### About this exercise
Reproduce the data that follows precisely.

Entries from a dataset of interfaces
-- Opening Marker --

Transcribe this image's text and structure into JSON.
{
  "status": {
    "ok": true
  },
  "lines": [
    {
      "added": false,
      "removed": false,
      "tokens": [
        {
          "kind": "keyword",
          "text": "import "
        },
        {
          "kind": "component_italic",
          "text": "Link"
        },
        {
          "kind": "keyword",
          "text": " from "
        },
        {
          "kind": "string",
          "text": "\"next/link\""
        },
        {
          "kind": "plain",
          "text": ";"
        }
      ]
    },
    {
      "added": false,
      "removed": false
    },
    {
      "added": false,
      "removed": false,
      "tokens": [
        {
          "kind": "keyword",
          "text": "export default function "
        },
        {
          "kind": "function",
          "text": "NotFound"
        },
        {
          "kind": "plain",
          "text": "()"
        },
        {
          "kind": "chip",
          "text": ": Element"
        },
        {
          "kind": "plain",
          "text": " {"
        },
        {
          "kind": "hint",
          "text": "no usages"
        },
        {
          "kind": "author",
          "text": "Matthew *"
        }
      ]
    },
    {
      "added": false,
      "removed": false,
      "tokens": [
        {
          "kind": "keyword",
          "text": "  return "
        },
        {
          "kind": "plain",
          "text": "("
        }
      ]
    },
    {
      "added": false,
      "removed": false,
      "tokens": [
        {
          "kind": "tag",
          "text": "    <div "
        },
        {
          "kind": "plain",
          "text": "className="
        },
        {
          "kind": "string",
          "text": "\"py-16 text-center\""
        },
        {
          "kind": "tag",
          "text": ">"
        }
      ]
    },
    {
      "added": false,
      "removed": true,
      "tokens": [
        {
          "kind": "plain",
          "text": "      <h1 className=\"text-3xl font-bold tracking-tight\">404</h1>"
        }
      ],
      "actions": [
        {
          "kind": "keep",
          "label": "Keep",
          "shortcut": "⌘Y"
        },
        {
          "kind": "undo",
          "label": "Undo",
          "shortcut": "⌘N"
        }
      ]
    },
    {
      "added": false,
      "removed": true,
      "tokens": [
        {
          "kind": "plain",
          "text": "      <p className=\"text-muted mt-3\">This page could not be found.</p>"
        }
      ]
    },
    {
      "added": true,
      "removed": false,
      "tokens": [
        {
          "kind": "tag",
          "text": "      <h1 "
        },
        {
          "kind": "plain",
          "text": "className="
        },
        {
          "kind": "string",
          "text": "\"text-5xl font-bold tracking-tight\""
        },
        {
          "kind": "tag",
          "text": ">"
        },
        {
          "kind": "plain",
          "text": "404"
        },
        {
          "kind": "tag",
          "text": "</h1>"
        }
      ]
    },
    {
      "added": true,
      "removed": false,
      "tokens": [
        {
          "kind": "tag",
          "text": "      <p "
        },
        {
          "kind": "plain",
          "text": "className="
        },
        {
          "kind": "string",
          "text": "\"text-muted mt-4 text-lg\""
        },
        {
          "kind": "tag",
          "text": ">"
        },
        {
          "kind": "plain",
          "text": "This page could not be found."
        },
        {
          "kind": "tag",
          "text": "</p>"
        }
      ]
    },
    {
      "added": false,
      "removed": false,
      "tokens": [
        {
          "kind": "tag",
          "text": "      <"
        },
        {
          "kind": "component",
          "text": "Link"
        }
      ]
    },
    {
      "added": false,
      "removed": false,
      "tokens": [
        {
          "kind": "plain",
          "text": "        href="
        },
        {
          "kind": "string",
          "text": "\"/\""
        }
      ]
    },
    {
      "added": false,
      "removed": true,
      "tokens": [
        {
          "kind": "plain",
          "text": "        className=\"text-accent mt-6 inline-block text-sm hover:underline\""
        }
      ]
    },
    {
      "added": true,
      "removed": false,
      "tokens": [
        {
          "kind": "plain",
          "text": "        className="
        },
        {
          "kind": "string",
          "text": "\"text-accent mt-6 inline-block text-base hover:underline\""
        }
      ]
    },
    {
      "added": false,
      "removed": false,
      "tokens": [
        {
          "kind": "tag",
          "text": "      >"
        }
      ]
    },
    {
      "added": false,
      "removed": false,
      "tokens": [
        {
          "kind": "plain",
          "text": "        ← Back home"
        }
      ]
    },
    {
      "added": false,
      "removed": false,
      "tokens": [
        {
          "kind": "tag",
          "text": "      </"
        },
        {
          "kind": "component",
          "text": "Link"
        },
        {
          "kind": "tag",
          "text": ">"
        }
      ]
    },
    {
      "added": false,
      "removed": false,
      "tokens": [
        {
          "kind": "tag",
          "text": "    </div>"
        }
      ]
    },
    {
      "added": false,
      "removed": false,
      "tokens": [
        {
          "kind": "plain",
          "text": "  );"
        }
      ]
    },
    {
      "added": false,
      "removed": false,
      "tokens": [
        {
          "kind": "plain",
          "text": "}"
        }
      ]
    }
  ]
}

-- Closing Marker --

### Solution to this exercise
Transcribe this image's text and structure into JSON.
{
  "status": {
    "ok": true
  },
  "lines": [
    {
      "added": false,
      "removed": false,
      "tokens": [
        {
          "kind": "keyword",
          "text": "import "
        },
        {
          "kind": "component_italic",
          "text": "Link"
        },
        {
          "kind": "keyword",
          "text": " from "
        },
        {
          "kind": "string",
          "text": "\"next/link\""
        },
        {
          "kind": "plain",
          "text": ";"
        }
      ]
    },
    {
      "added": false,
      "removed": false
    },
    {
      "added": false,
      "removed": false,
      "tokens": [
        {
          "kind": "keyword",
          "text": "export default function "
        },
        {
          "kind": "function",
          "text": "NotFound"
        },
        {
          "kind": "plain",
          "text": "()"
        },
        {
          "kind": "chip",
          "text": ": Element"
        },
        {
          "kind": "plain",
          "text": " {"
        },
        {
          "kind": "hint",
          "text": "no usages"
        },
        {
          "kind": "author",
          "text": "Matthew *"
        }
      ]
    },
    {
      "added": false,
      "removed": false,
      "tokens": [
        {
          "kind": "keyword",
          "text": "  return "
        },
        {
          "kind": "plain",
          "text": "("
        }
      ]
    },
    {
      "added": false,
      "removed": false,
      "tokens": [
        {
          "kind": "tag",
          "text": "    <div "
        },
        {
          "kind": "plain",
          "text": "className="
        },
        {
          "kind": "string",
          "text": "\"py-16 text-center\""
        },
        {
          "kind": "tag",
          "text": ">"
        }
      ]
    },
    {
      "added": false,
      "removed": true,
      "tokens": [
        {
          "kind": "plain",
          "text": "      <h1 className=\"text-3xl font-bold tracking-tight\">404</h1>"
        }
      ],
      "actions": [
        {
          "kind": "keep",
          "label": "Keep",
          "shortcut": "⌘Y"
        },
        {
          "kind": "undo",
          "label": "Undo",
          "shortcut": "⌘N"
        }
      ]
    },
    {
      "added": false,
      "removed": true,
      "tokens": [
        {
          "kind": "plain",
          "text": "      <p className=\"text-muted mt-3\">This page could not be found.</p>"
        }
      ]
    },
    {
      "added": true,
      "removed": false,
      "tokens": [
        {
          "kind": "tag",
          "text": "      <h1 "
        },
        {
          "kind": "plain",
          "text": "className="
        },
        {
          "kind": "string",
          "text": "\"text-5xl font-bold tracking-tight\""
        },
        {
          "kind": "tag",
          "text": ">"
        },
        {
          "kind": "plain",
          "text": "404"
        },
        {
          "kind": "tag",
          "text": "</h1>"
        }
      ]
    },
    {
      "added": true,
      "removed": false,
      "tokens": [
        {
          "kind": "tag",
          "text": "      <p "
        },
        {
          "kind": "plain",
          "text": "className="
        },
        {
          "kind": "string",
          "text": "\"text-muted mt-4 text-lg\""
        },
        {
          "kind": "tag",
          "text": ">"
        },
        {
          "kind": "plain",
          "text": "This page could not be found."
        },
        {
          "kind": "tag",
          "text": "</p>"
        }
      ]
    },
    {
      "added": false,
      "removed": false,
      "tokens": [
        {
          "kind": "tag",
          "text": "      <"
        },
        {
          "kind": "component",
          "text": "Link"
        }
      ]
    },
    {
      "added": false,
      "removed": false,
      "tokens": [
        {
          "kind": "plain",
          "text": "        href="
        },
        {
          "kind": "string",
          "text": "\"/\""
        }
      ]
    },
    {
      "added": false,
      "removed": true,
      "tokens": [
        {
          "kind": "plain",
          "text": "        className=\"text-accent mt-6 inline-block text-sm hover:underline\""
        }
      ]
    },
    {
      "added": true,
      "removed": false,
      "tokens": [
        {
          "kind": "plain",
          "text": "        className="
        },
        {
          "kind": "string",
          "text": "\"text-accent mt-6 inline-block text-base hover:underline\""
        }
      ]
    },
    {
      "added": false,
      "removed": false,
      "tokens": [
        {
          "kind": "tag",
          "text": "      >"
        }
      ]
    },
    {
      "added": false,
      "removed": false,
      "tokens": [
        {
          "kind": "plain",
          "text": "        ← Back home"
        }
      ]
    },
    {
      "added": false,
      "removed": false,
      "tokens": [
        {
          "kind": "tag",
          "text": "      </"
        },
        {
          "kind": "component",
          "text": "Link"
        },
        {
          "kind": "tag",
          "text": ">"
        }
      ]
    },
    {
      "added": false,
      "removed": false,
      "tokens": [
        {
          "kind": "tag",
          "text": "    </div>"
        }
      ]
    },
    {
      "added": false,
      "removed": false,
      "tokens": [
        {
          "kind": "plain",
          "text": "  );"
        }
      ]
    },
    {
      "added": false,
      "removed": false,
      "tokens": [
        {
          "kind": "plain",
          "text": "}"
        }
      ]
    }
  ]
}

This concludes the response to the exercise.